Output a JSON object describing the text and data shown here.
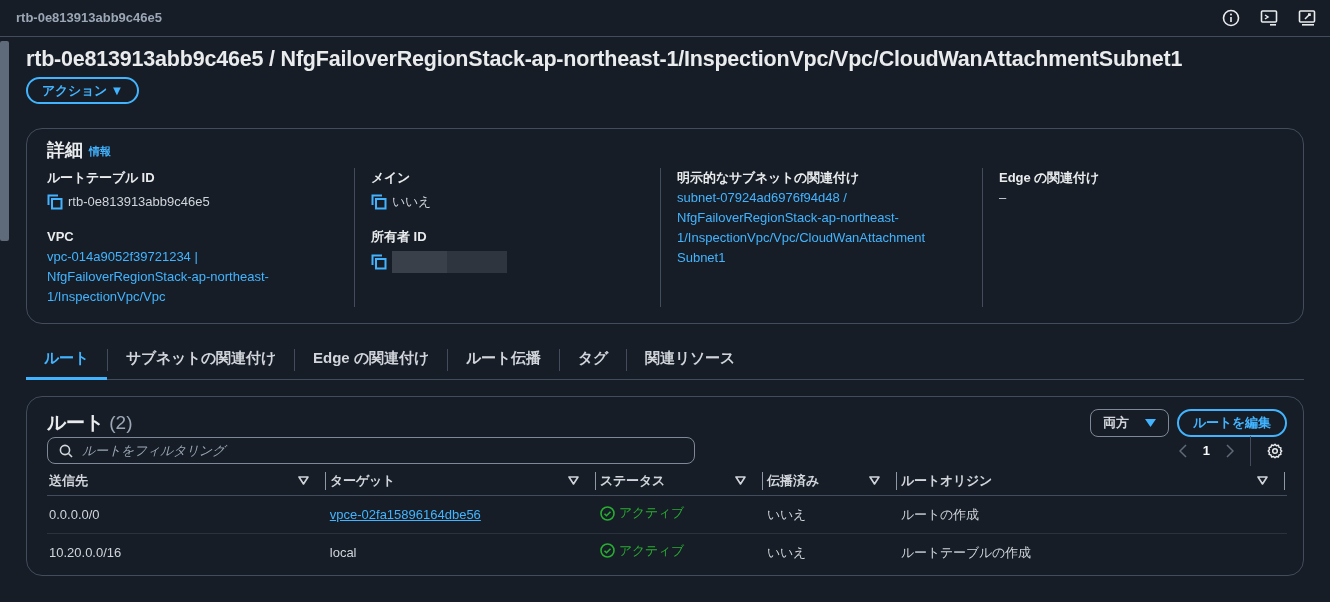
{
  "topbar": {
    "title": "rtb-0e813913abb9c46e5"
  },
  "page": {
    "title": "rtb-0e813913abb9c46e5 / NfgFailoverRegionStack-ap-northeast-1/InspectionVpc/Vpc/CloudWanAttachmentSubnet1",
    "actions_button": "アクション ▼"
  },
  "details": {
    "title": "詳細",
    "info_link": "情報",
    "columns": [
      [
        {
          "label": "ルートテーブル ID",
          "kind": "copy",
          "value": "rtb-0e813913abb9c46e5"
        },
        {
          "label": "VPC",
          "kind": "link",
          "value": "vpc-014a9052f39721234 | NfgFailoverRegionStack-ap-northeast-1/InspectionVpc/Vpc"
        }
      ],
      [
        {
          "label": "メイン",
          "kind": "copy",
          "value": "いいえ"
        },
        {
          "label": "所有者 ID",
          "kind": "redacted"
        }
      ],
      [
        {
          "label": "明示的なサブネットの関連付け",
          "kind": "link",
          "value": "subnet-07924ad6976f94d48 / NfgFailoverRegionStack-ap-northeast-1/InspectionVpc/Vpc/CloudWanAttachment Subnet1"
        }
      ],
      [
        {
          "label": "Edge の関連付け",
          "kind": "text",
          "value": "–"
        }
      ]
    ]
  },
  "tabs": [
    {
      "label": "ルート",
      "selected": true
    },
    {
      "label": "サブネットの関連付け",
      "selected": false
    },
    {
      "label": "Edge の関連付け",
      "selected": false
    },
    {
      "label": "ルート伝播",
      "selected": false
    },
    {
      "label": "タグ",
      "selected": false
    },
    {
      "label": "関連リソース",
      "selected": false
    }
  ],
  "routes": {
    "title": "ルート",
    "count": "(2)",
    "filter_button": "両方",
    "edit_button": "ルートを編集",
    "search": {
      "placeholder": "ルートをフィルタリング"
    },
    "page": "1",
    "columns": [
      "送信先",
      "ターゲット",
      "ステータス",
      "伝播済み",
      "ルートオリジン"
    ],
    "rows": [
      {
        "destination": "0.0.0.0/0",
        "target": {
          "kind": "link",
          "text": "vpce-02fa15896164dbe56"
        },
        "status": {
          "kind": "active",
          "text": "アクティブ"
        },
        "propagated": "いいえ",
        "origin": "ルートの作成"
      },
      {
        "destination": "10.20.0.0/16",
        "target": {
          "kind": "text",
          "text": "local"
        },
        "status": {
          "kind": "active",
          "text": "アクティブ"
        },
        "propagated": "いいえ",
        "origin": "ルートテーブルの作成"
      }
    ]
  }
}
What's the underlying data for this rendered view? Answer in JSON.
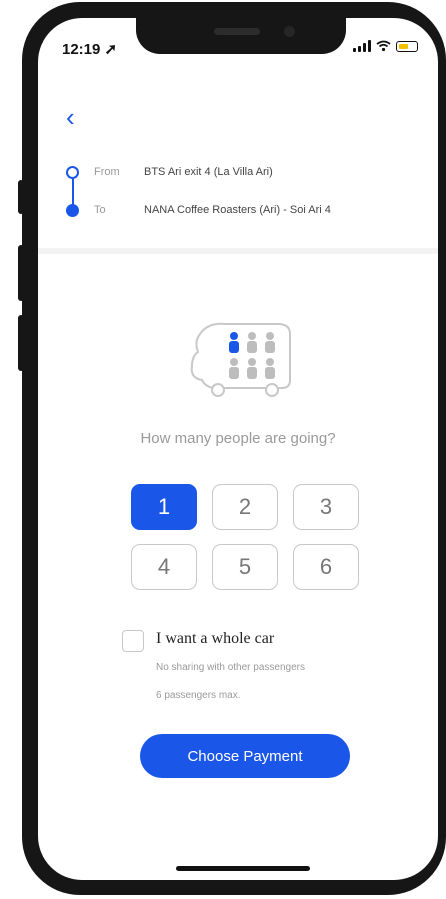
{
  "status": {
    "time": "12:19 ➚"
  },
  "nav": {
    "back_icon": "chevron-left-icon"
  },
  "route": {
    "from_label": "From",
    "from_value": "BTS Ari exit 4 (La Villa Ari)",
    "to_label": "To",
    "to_value": "NANA Coffee Roasters (Ari) - Soi Ari 4"
  },
  "question": "How many people are going?",
  "passengers": {
    "options": [
      "1",
      "2",
      "3",
      "4",
      "5",
      "6"
    ],
    "selected": "1"
  },
  "whole_car": {
    "label": "I want a whole car",
    "note1": "No sharing with other passengers",
    "note2": "6 passengers max."
  },
  "cta": {
    "label": "Choose Payment"
  },
  "colors": {
    "accent": "#1a57e8"
  }
}
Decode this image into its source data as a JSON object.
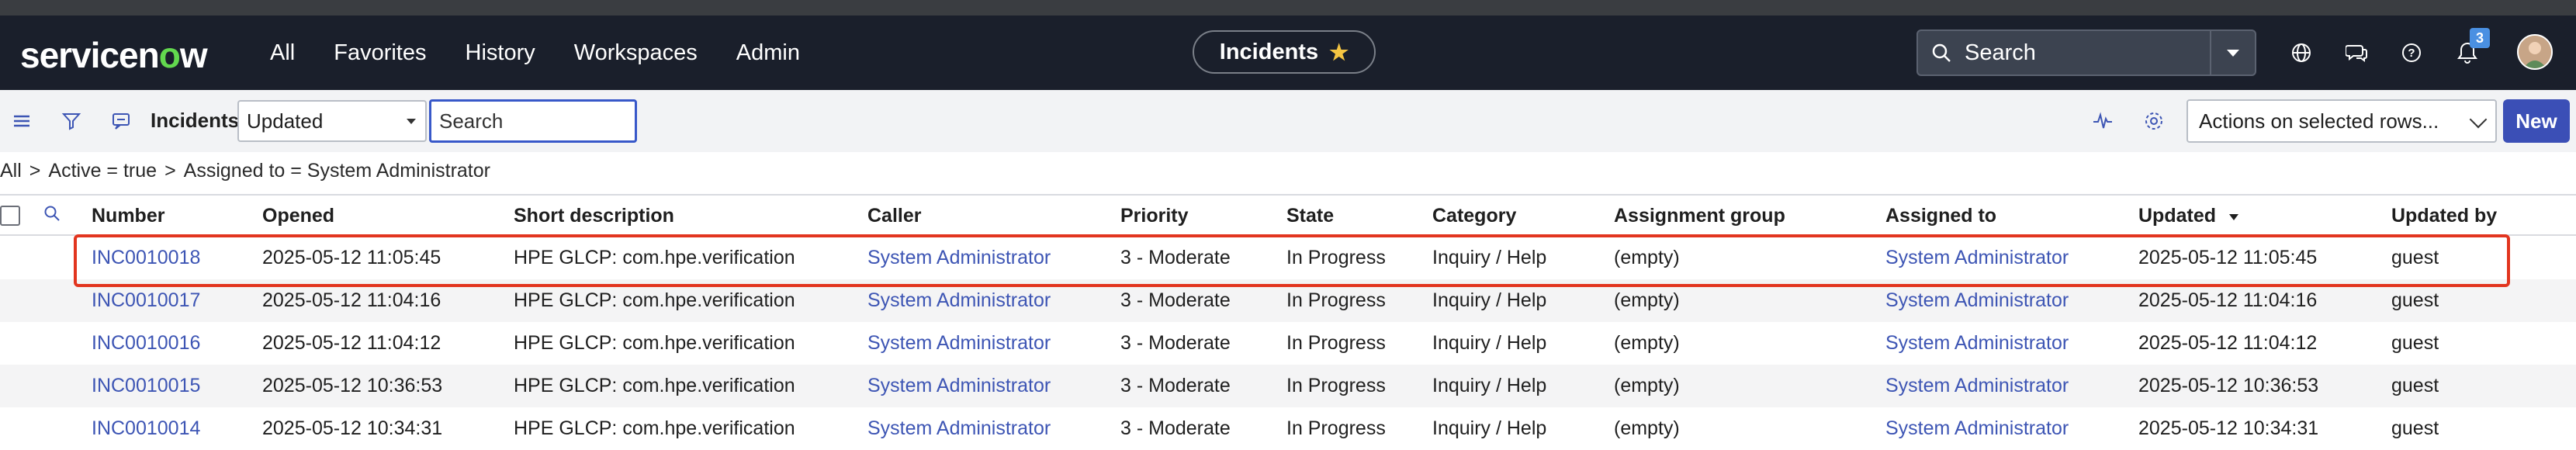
{
  "nav": {
    "logo_pre": "servicen",
    "logo_o": "o",
    "logo_post": "w",
    "menu": [
      "All",
      "Favorites",
      "History",
      "Workspaces",
      "Admin"
    ],
    "current_page": "Incidents",
    "search_placeholder": "Search",
    "notification_count": "3"
  },
  "toolbar": {
    "title": "Incidents",
    "sort_field": "Updated",
    "search_placeholder": "Search",
    "actions_label": "Actions on selected rows...",
    "new_label": "New"
  },
  "breadcrumb": {
    "items": [
      "All",
      ">",
      "Active = true",
      ">",
      "Assigned to = System Administrator"
    ]
  },
  "table": {
    "columns": [
      "Number",
      "Opened",
      "Short description",
      "Caller",
      "Priority",
      "State",
      "Category",
      "Assignment group",
      "Assigned to",
      "Updated",
      "Updated by"
    ],
    "rows": [
      [
        "INC0010018",
        "2025-05-12 11:05:45",
        "HPE GLCP: com.hpe.verification",
        "System Administrator",
        "3 - Moderate",
        "In Progress",
        "Inquiry / Help",
        "(empty)",
        "System Administrator",
        "2025-05-12 11:05:45",
        "guest"
      ],
      [
        "INC0010017",
        "2025-05-12 11:04:16",
        "HPE GLCP: com.hpe.verification",
        "System Administrator",
        "3 - Moderate",
        "In Progress",
        "Inquiry / Help",
        "(empty)",
        "System Administrator",
        "2025-05-12 11:04:16",
        "guest"
      ],
      [
        "INC0010016",
        "2025-05-12 11:04:12",
        "HPE GLCP: com.hpe.verification",
        "System Administrator",
        "3 - Moderate",
        "In Progress",
        "Inquiry / Help",
        "(empty)",
        "System Administrator",
        "2025-05-12 11:04:12",
        "guest"
      ],
      [
        "INC0010015",
        "2025-05-12 10:36:53",
        "HPE GLCP: com.hpe.verification",
        "System Administrator",
        "3 - Moderate",
        "In Progress",
        "Inquiry / Help",
        "(empty)",
        "System Administrator",
        "2025-05-12 10:36:53",
        "guest"
      ],
      [
        "INC0010014",
        "2025-05-12 10:34:31",
        "HPE GLCP: com.hpe.verification",
        "System Administrator",
        "3 - Moderate",
        "In Progress",
        "Inquiry / Help",
        "(empty)",
        "System Administrator",
        "2025-05-12 10:34:31",
        "guest"
      ]
    ],
    "highlighted_row": 0
  },
  "colors": {
    "nav_bg": "#1a1f2b",
    "link": "#3d55b4",
    "primary_button": "#3b4fb6",
    "highlight": "#e2351f",
    "logo_accent": "#62d84e"
  }
}
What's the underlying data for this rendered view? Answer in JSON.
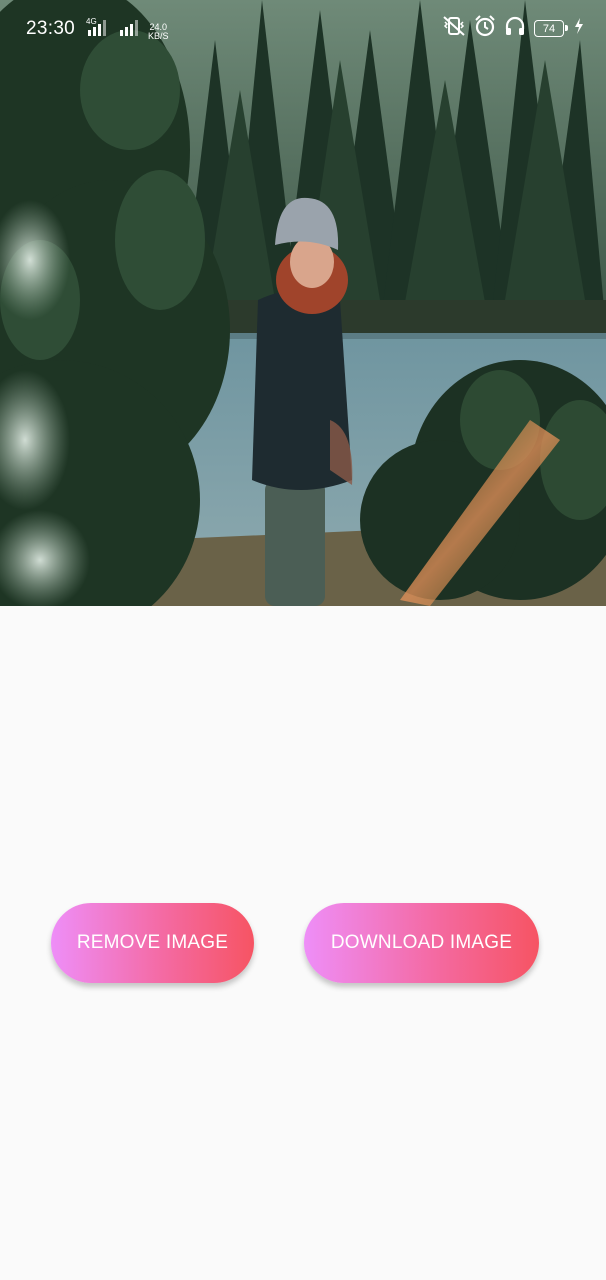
{
  "status_bar": {
    "time": "23:30",
    "net_speed_value": "24.0",
    "net_speed_unit": "KB/S",
    "battery_level": "74",
    "icons": [
      "sim-4g-signal-icon",
      "signal-icon",
      "vibrate-icon",
      "alarm-icon",
      "headphones-icon",
      "battery-icon",
      "charging-icon"
    ]
  },
  "photo": {
    "description_icon": "photo-image"
  },
  "buttons": {
    "remove_label": "REMOVE IMAGE",
    "download_label": "DOWNLOAD IMAGE"
  },
  "colors": {
    "background": "#fafafa",
    "button_gradient_start": "#ee8ef8",
    "button_gradient_end": "#f65463"
  }
}
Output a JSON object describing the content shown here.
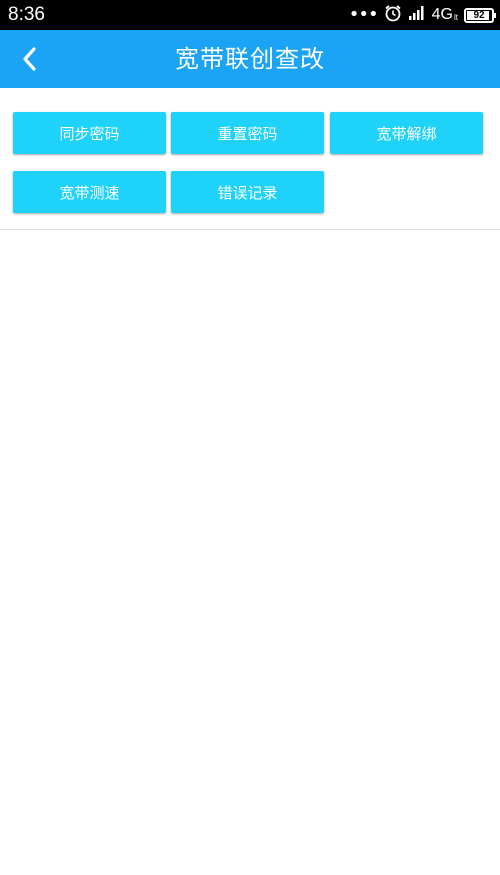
{
  "status_bar": {
    "time": "8:36",
    "network": "4G",
    "network_sub": "lt",
    "battery_level": 92,
    "battery_text": "92",
    "icons": [
      "more-dots-icon",
      "alarm-icon",
      "signal-icon",
      "battery-icon"
    ]
  },
  "header": {
    "title": "宽带联创查改",
    "back_icon": "chevron-left-icon",
    "background_color": "#1ba3f5"
  },
  "actions": {
    "button_color": "#1ed2fa",
    "items": [
      {
        "label": "同步密码"
      },
      {
        "label": "重置密码"
      },
      {
        "label": "宽带解绑"
      },
      {
        "label": "宽带测速"
      },
      {
        "label": "错误记录"
      }
    ]
  }
}
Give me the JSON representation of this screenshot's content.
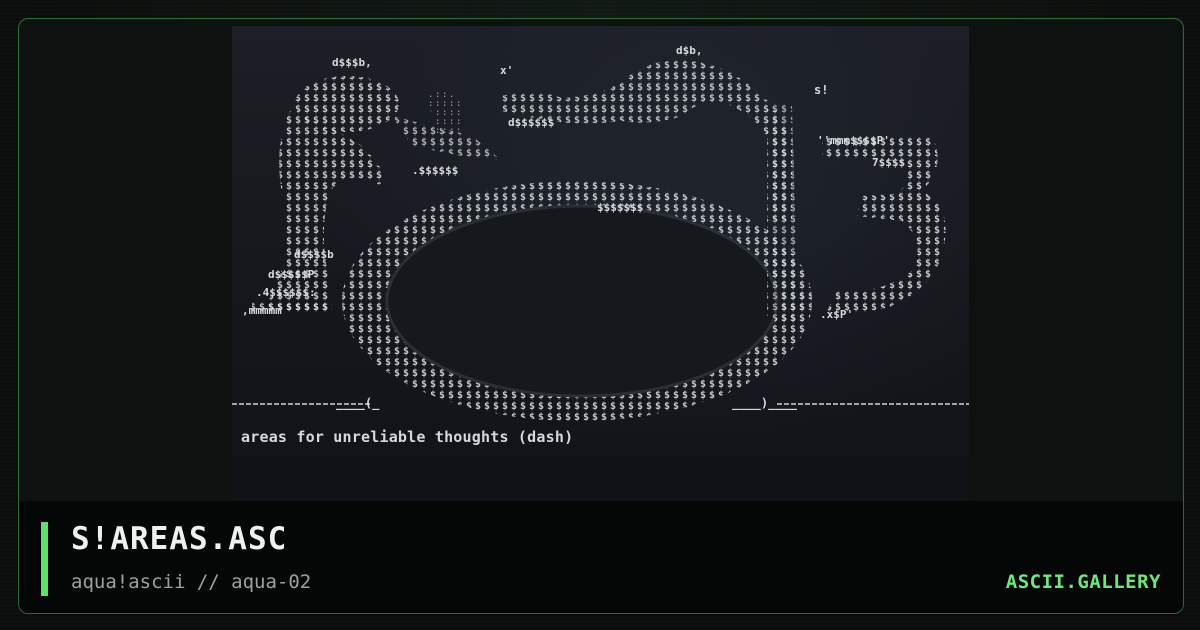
{
  "art": {
    "title": "S!AREAS.ASC",
    "caption": "areas for unreliable thoughts (dash)",
    "fragments": {
      "fragment_1": "d$$$b,",
      "fragment_2": "x'",
      "fragment_3": "d$b,",
      "fragment_4": "s!",
      "fragment_5": "d$$$$$$",
      "fragment_6": ".$$$$$$",
      "fragment_7": "$$$$$$$",
      "fragment_8": "''mmm$$$$P'",
      "fragment_9": "7$$$$",
      "fragment_10": "d$$$$b",
      "fragment_11": "d$$$$$P",
      "fragment_12": ".4$$$$$$:",
      "fragment_13": ",mmmmm",
      "fragment_14": ".x$P'",
      "fragment_15": "____(_",
      "fragment_16": "____)____"
    }
  },
  "footer": {
    "title": "S!AREAS.ASC",
    "subtitle": "aqua!ascii // aqua-02",
    "brand": "ASCII.GALLERY"
  },
  "colors": {
    "accent": "#5ee06f",
    "brand": "#6ee87c",
    "card_border": "#2a6b34",
    "art_bg": "#1c2026"
  },
  "icons": {
    "accent_bar": "vertical-accent-bar"
  }
}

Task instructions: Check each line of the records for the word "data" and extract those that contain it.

Solution below:
Output a JSON object describing the text and data shown here.
What's the underlying data for this rendered view? Answer in JSON.
Decode this image into its source data as a JSON object.
What's the underlying data for this rendered view? Answer in JSON.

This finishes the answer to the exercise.